Skip to main content

Build Your First Project

Before we begin, please make sure you're already familiar with Setting up your workspace.

The Zea Engine enables you to build interactive 3D web apps.

In this tutorial, we will learn how to load the Zea Engine in the browser and set up your first scene:


This tutorial covers how to use UMD script tags to load the engine, it's now recommended that you install it using npm or yarn. This can be done like any other dependency with npm install @zeainc/zea-engine or yarn add @zeainc/zea-engine.

Try: orbit the camera around the scene.

Hold and drag left-click to orbit, Hold and drag right-click for pan, and mouse scroll for zoom.

Introduction to npm and unpkg#

Zea Inc. distributes its libraries via npm, which is the world's largest JavaScript package manager.

To list the pages available from Zea Inc. follow this link:

Libraries hosted on npm can be accessed using various techniques. Among the easiest ones is to use tools like unpkg, which generates URLs for each file in each package on npm, making it possible to load into the browser directly without needing to download the entire package.

ℹ️ For example, this is the unpkg URL for the Zea Engine:

If you open that URL in your browser, you will see that it displays the compiled engine's file contents. You may also notice that the URL redirects to the full path and the latest version, and in that version, the UMD build of the engine.

Accessing the latest UMD build#

UMD is a technique for distributing JavaScript packages which are capable of working everywhere, be it in the client, on the server, or elsewhere.

Within the Zea Engine's dist folder, there are several build files: CommonJS, ESM, and UMD. If you're not sure about which one to use, go for the UMD build, due to it's flexibility.

In this tutorial, we will start by loading the Zea Engine directly off unpkg as a UMD module.

To load this file, you can specify the path within the package:

ℹ️ Note: we omitted the version number, which means we default to the latest version. Initially, that is fine, but eventually you will need to lock the packages to a specific version, in that way you will have full control over which version you wish to load.

Basic Setup#

First, let's create a basic file structure for our demo project by running these commands in your terminal:

mkdir zea-engine-democd zea-engine-demotouch index.html index.js

You should end up with something like this:

zea-engine-demo├── index.html└── index.js

Now, let's add some content to them (feel free to copy/paste):

📄 index.html

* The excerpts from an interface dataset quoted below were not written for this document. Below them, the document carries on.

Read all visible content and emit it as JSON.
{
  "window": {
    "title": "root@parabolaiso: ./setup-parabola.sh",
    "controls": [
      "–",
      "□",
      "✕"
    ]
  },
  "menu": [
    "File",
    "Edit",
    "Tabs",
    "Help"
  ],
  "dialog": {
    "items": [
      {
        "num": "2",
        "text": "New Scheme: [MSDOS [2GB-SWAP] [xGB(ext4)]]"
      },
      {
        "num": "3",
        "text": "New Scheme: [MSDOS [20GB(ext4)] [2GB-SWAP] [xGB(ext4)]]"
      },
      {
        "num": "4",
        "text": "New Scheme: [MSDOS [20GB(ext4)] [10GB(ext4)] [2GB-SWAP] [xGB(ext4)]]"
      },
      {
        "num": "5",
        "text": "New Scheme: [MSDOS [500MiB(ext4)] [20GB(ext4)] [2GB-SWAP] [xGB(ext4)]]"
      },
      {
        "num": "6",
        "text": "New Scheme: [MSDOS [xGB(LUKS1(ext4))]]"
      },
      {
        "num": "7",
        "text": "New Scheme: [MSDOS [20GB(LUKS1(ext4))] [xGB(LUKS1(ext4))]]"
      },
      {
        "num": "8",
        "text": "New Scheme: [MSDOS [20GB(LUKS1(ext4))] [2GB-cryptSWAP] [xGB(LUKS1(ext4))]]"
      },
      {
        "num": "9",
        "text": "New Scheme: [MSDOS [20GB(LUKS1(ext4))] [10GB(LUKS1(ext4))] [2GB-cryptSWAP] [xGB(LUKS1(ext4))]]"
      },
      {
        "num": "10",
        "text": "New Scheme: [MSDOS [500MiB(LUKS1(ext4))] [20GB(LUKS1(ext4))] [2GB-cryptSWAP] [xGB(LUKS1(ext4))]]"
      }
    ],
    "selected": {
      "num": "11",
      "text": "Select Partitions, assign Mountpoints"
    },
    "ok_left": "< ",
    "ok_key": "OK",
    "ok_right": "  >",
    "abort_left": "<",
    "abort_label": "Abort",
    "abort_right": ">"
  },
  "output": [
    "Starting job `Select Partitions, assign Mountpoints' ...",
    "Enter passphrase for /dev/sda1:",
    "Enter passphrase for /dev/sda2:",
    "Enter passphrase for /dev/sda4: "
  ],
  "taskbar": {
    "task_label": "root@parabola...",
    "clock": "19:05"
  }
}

<!DOCTYPE html><html>  <!-- download Zea Engine -- this downloads the latest build from version 3 of the engine -->  <script src=""></script>  <!-- download our stylesheet -->  <link rel="stylesheet" href="" />
  <head>    <title>Zea Engine App</title>  </head>
  <body class="overflow-hidden">    <div class="layout grid h-screen">      <main>        <!-- HTML Canvas -- what we render to -->        <canvas id="canvas"></canvas>      </main>    </div>
    <!-- Run your code here -->    <script type="module">      import { main } from './index.js'      main() // modify this function in main.js    </script>  </body></html>

📄 index.js

Since the Zea Engine is being loaded using UMD, it will add the zeaEngine object to the global scope, which is accessible through window.zeaEngine or globalThis.zeaEngine (check globalThis support here).

// Zea Engine dependencies stored in new const variables. View the API to see what you can include and use.const { Scene, GLRenderer, Vec3, Color, Xfo, Quat, GeomItem, Sphere, Material, Ray, MathFunctions } = window.zeaEngine
export function main() {  // create a new scene  const scene = new Scene()
  // create a new renderer and attach it to our HTML Canvas  const renderer = new GLRenderer(document.getElementById('canvas'))
  // attach the scene to the renderer. Anything attached to this scene will now be rendererd.  renderer.setScene(scene)
  // get the camera from renderer  const camera = renderer.getViewport().getCamera()  // set camera's target and position.  camera.setPositionAndTarget(new Vec3(6, 6, 5), new Vec3(0, 0, 1.5))
  // create a grid  scene.setupGrid(10, 10)}

Running a local server#

The index.html file can not be loaded without a local server, since the index.js file would be blocked by the CORS policy. To be able to load our page in the browser, we will use es-dev-server, a web server for development without bundling.

Run this command in your terminal:

npx es-dev-server

You should get an output like this:

es-dev-server started on http://localhost:8000  Serving files from '/Users/me/zea-engine-demo'.  Using auto compatibility mode, transforming code on older browsers based on user agent.

📷 Loading the given URL in your browser should generate the following result:


Alternatively, if you are using Visual Studio Code, it's recommended you download the extension Live Server. Live Server makes it easy to launch a local development server that reloads automatically as changes are made to your source code.

Remix your own Zea Engine app#

Using what we just learned, you can now remix your own Zea Engine apps. Try, for example, changing the number of divisions within the grid:!/zea-demo-grid

Next steps#

Learn how to debug your app with Chrome DevTools

Debbugging Zea Engine